A beautiful moon.

The fall air is cool.

Music is therapy.

A picture of my mother
under lamp light.

There is a peculiar stillness in darkness.

Creatures of the night move
mysteriously in the starlight.

A bookmark protrudes in between
Pages 100 – 101
Frederick Douglas: Prophet of Freedom
by David W. Blight.

Two windows half way opened;

The branches and leaves of fall trees
move gracefully in light breeze.

The beauty of a clear sky
and twinkling stars overhead.

Several books stacked up at the edge of a large table.

Fine point and ball point pens mixed in
with a few pencils and markers in a container.

A stack of notebooks and writing pads.

Scented candles I’ve never used.

The humming of an air purifier.

A large cup of coffee with sweet condensed milk.

The comfort of a warm quilt.

A beautiful note written to me from someone
over twenty years ago on the back of a card
with a white dove and backdrop of floral colors,
that was recently rediscovered.








An Unknown Number of Questions

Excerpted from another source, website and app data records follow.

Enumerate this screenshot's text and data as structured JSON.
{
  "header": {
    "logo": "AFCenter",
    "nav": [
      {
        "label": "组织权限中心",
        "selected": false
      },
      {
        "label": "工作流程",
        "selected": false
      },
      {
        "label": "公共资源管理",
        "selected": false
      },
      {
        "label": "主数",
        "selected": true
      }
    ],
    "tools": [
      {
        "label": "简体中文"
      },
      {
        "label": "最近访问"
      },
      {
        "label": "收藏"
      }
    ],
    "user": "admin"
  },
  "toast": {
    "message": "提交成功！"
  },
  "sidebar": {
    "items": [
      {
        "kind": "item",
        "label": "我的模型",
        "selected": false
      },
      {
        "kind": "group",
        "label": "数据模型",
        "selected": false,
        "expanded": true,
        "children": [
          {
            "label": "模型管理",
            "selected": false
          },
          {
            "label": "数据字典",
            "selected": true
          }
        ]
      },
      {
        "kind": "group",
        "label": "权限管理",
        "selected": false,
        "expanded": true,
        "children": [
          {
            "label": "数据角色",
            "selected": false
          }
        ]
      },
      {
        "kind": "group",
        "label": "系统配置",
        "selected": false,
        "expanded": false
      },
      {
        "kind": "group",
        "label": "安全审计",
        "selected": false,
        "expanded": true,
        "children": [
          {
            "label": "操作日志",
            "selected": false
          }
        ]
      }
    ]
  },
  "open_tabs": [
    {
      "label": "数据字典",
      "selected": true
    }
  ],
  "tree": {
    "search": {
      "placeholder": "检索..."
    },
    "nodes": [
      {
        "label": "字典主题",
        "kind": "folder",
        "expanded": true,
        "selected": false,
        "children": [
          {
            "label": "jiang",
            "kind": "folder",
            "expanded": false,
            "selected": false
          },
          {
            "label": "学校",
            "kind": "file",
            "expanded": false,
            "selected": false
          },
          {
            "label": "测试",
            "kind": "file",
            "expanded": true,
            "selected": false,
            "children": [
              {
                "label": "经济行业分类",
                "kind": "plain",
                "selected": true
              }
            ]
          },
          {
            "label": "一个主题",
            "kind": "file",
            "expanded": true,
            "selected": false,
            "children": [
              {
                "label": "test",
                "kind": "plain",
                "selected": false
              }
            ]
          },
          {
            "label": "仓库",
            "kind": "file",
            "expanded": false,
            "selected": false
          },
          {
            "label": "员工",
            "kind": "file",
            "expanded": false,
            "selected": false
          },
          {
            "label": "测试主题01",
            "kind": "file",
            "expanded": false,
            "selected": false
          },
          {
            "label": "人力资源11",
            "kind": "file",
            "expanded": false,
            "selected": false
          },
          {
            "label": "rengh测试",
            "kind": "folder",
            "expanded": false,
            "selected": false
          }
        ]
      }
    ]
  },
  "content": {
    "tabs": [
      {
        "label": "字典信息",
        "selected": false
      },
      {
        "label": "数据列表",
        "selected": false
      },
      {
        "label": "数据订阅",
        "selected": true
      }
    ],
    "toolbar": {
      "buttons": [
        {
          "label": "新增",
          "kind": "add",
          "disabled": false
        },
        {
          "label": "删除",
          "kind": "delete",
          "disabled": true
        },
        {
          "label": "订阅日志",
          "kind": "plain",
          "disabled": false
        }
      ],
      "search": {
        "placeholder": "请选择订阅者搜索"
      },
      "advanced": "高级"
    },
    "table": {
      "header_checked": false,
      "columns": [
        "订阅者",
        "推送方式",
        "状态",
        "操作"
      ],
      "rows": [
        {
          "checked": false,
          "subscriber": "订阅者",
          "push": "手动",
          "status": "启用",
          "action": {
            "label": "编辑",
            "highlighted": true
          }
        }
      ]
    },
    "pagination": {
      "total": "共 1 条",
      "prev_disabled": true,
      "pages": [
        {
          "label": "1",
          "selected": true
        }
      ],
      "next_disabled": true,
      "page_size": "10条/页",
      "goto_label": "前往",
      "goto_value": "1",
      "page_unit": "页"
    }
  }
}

Is there redemption to be found in suffering?
Is there nobility in enduring incessant pain?
Can darkened eyes see blue skies through constant rain?
Are we not mortals set in our ways?
Do we not dread the end of days?
Do we not work our fingers to the bone
And apply for loans with interest to be repaid?
In the totality of our lives as the ninety nine percent, are we not slaves?
Do we not have dreams that are unseen?
Do we not weep for ourselves in the four walls we dwell?
Are babies not born into a polluted world of living hell?
Do we not live on the edge risking our lives to feel alive?
Do we not indulge in vices to escape our own minds?
Do we not self medicate because conventional therapy offers no escape?
Have we not prayed and prayed to see nothing change?
Do we not try to hide our pain from the eyes of our children?
Is there a magical pill to a new beginning?
Are we condemned to a fiery lake for our constant sinning?
Do we not hold back tears when in the company of our unknowing peers?
Have we not battled and battled the torment of irrational fears?
When it is late and we remain awake, do we not contemplate our fate?
Do we sometimes not break from the heaviness of the weight?
Do we not constantly mentally write and rewrite our own eulogies?
In each other do we not find beauty?
Do we not remember first kisses in the sunshine of the summertime?
When I see her, do I not see an angel in my mind?
Through the storm will I fall in the field or will I survive?
Does the vengeance in my blood manifest in my son’s eyes?
In our listlessness do we still look to the skies?
In my plight am I misunderstood?
Do I hold back my love or give one hundred percent as I should?
In the loves I have lost, would I change the outcome if I could?
If I had the power would I resurrect my mother?
Do my weaknesses reflect the genetics of my father?
In my pursuance of success, should I even bother?
Is the world rife with decadence and are the years becoming stranger?
Have I become a recluse with unjustified anger?
From the beautiful sentiments I relayed, does she not remember?
In the affects of my childhood do I continue to suffer?
If it doesn’t kill you does it really make you stronger?
Can the moments of peace be made to last longer?
Can two or three small yellow pills cure chronic insomnia?
What qualities in particular make a good lover?
Did the chicken come before the egg, or is it the other?
Should I have stayed, or should I have left her?
Am I both a victim and a survivor?
Do I protect the appearance of vulnerability with a gruff exterior?
Do I approach the advent of adversity in a rational manner?
Are people with cogent minds better orators?
Is marriage better than being a perpetual lover?
Was it the allure of the exterior, or did I really love her?
Did I say something regrettable in my anger?
Are the questions pertinent? . . . I wonder.